• [ABOUT THIS TASK]: Indicate, with the number alone, how many lines in the listing below hold the string "icon".

• [MATERIALS PROVIDED]:
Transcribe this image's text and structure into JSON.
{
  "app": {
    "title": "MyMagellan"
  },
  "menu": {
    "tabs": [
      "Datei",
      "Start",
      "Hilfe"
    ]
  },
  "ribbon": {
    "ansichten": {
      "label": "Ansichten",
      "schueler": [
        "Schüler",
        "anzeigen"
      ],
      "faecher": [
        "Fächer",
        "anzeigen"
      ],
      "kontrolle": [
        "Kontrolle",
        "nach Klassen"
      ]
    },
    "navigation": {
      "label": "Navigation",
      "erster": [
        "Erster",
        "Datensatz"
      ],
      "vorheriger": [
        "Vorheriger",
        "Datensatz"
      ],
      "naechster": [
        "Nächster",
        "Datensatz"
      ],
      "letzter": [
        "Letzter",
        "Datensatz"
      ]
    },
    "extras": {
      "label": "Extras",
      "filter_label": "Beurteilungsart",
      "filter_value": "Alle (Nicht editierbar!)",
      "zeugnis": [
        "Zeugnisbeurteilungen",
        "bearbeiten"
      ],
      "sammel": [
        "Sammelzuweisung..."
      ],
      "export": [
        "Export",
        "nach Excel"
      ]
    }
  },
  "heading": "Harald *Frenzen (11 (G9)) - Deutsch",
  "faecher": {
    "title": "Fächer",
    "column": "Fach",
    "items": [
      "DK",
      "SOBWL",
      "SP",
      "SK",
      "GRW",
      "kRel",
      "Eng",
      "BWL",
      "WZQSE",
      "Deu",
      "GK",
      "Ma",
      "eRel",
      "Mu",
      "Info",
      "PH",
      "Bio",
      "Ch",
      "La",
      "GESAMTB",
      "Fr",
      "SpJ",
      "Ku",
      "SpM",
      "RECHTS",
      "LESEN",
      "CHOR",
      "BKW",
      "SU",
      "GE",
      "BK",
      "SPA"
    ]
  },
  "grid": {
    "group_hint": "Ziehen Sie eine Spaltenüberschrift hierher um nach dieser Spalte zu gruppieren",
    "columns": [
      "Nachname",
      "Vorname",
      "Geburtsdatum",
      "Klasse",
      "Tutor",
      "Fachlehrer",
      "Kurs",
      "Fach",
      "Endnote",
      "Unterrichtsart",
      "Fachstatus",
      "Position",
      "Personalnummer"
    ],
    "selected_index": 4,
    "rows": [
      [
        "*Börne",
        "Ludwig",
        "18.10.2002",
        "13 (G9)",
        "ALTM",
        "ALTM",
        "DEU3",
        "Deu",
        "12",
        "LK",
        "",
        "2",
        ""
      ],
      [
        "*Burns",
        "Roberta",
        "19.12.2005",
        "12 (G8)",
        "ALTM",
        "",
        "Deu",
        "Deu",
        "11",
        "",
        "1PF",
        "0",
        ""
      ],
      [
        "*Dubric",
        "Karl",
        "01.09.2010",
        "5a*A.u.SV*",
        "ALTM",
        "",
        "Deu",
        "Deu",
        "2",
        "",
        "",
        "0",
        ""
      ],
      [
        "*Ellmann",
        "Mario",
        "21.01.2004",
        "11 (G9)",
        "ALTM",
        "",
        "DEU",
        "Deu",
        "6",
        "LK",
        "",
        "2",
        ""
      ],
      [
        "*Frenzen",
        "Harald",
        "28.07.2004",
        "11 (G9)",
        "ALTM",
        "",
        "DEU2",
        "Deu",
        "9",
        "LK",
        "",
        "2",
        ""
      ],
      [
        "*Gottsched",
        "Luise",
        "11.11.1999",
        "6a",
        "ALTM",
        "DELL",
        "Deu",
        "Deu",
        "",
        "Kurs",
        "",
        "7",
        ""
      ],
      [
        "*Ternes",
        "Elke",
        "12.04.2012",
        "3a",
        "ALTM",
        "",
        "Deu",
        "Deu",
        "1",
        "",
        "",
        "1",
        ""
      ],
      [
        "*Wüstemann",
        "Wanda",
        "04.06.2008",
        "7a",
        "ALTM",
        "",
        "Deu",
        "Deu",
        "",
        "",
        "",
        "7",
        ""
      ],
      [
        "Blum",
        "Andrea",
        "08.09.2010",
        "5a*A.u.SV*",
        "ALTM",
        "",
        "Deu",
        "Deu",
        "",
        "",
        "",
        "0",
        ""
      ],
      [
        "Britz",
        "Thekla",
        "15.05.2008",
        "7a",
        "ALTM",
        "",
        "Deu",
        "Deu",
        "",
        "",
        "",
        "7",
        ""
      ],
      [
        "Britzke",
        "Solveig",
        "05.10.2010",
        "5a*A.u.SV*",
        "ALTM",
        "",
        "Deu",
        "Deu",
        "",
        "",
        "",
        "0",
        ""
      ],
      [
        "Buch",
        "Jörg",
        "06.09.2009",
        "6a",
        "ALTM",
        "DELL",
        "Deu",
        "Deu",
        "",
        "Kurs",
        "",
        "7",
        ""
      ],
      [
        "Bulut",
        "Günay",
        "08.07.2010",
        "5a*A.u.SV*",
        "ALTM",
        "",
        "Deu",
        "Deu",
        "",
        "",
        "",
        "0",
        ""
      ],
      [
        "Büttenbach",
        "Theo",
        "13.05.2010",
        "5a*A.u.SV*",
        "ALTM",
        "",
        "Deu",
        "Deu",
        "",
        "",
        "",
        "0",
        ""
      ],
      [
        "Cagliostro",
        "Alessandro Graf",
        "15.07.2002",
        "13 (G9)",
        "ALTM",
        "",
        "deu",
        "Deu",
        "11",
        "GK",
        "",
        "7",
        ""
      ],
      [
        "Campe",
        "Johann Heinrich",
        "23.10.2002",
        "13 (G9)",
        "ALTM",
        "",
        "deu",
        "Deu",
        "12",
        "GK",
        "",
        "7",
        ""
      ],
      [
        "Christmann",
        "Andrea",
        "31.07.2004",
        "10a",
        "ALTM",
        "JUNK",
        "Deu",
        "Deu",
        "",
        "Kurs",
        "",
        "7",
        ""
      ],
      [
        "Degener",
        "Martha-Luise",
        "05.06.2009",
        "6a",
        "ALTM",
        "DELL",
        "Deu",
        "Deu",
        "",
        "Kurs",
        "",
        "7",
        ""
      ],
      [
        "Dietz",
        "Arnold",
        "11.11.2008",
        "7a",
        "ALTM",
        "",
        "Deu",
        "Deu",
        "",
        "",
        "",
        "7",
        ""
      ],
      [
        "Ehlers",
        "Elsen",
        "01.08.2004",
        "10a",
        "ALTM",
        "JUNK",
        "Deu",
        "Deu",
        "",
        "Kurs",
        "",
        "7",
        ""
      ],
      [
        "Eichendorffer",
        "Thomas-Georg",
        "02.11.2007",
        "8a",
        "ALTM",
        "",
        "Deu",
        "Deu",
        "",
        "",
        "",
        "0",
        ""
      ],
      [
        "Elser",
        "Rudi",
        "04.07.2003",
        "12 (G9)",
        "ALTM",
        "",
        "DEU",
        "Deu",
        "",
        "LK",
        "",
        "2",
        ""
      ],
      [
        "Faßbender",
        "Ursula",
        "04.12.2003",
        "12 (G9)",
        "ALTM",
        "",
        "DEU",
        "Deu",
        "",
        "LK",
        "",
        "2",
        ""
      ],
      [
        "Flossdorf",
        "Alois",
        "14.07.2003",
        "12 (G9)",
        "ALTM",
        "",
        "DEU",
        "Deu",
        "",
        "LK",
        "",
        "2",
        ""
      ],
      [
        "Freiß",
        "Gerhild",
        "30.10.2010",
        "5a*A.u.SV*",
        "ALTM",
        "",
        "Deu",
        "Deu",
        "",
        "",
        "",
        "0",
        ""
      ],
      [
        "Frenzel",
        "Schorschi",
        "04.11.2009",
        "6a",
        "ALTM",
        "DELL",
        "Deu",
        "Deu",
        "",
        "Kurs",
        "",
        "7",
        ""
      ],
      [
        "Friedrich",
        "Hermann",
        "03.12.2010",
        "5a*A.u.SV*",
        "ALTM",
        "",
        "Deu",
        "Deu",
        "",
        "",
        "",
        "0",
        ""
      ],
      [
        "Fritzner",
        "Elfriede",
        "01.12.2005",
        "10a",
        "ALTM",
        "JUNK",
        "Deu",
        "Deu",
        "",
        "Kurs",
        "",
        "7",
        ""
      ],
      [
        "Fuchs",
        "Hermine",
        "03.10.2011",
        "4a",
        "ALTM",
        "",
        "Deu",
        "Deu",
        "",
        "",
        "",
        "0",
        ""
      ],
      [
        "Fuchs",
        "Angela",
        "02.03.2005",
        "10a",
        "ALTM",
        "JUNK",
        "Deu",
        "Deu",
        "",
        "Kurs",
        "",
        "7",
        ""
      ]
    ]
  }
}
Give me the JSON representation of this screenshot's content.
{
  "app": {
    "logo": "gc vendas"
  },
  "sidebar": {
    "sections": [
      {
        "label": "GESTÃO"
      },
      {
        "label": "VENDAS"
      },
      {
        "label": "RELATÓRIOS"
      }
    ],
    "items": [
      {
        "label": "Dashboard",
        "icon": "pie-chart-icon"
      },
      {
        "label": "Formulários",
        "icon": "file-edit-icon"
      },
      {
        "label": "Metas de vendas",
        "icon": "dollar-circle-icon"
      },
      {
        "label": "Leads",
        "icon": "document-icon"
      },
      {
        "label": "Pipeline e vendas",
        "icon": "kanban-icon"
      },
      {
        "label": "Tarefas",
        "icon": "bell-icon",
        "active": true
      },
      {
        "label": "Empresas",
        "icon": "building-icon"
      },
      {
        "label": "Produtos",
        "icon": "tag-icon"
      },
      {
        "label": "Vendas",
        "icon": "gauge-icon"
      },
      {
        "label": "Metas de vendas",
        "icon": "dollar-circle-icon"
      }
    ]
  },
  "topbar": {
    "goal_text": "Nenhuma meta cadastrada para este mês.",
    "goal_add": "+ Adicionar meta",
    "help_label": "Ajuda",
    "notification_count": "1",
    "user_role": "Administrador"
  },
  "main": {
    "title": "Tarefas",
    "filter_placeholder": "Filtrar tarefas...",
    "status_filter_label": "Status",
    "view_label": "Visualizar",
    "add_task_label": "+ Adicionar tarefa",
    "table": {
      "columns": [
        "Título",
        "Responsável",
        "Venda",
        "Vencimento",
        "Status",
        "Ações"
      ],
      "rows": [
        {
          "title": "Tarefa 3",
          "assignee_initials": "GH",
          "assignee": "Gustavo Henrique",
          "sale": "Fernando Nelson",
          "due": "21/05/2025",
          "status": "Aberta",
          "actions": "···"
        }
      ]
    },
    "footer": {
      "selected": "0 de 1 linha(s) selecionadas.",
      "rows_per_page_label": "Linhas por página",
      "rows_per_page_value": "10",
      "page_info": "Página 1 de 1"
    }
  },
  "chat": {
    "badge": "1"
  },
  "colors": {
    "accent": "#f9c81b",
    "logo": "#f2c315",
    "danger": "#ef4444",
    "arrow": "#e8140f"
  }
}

• [OUTPUT]: 10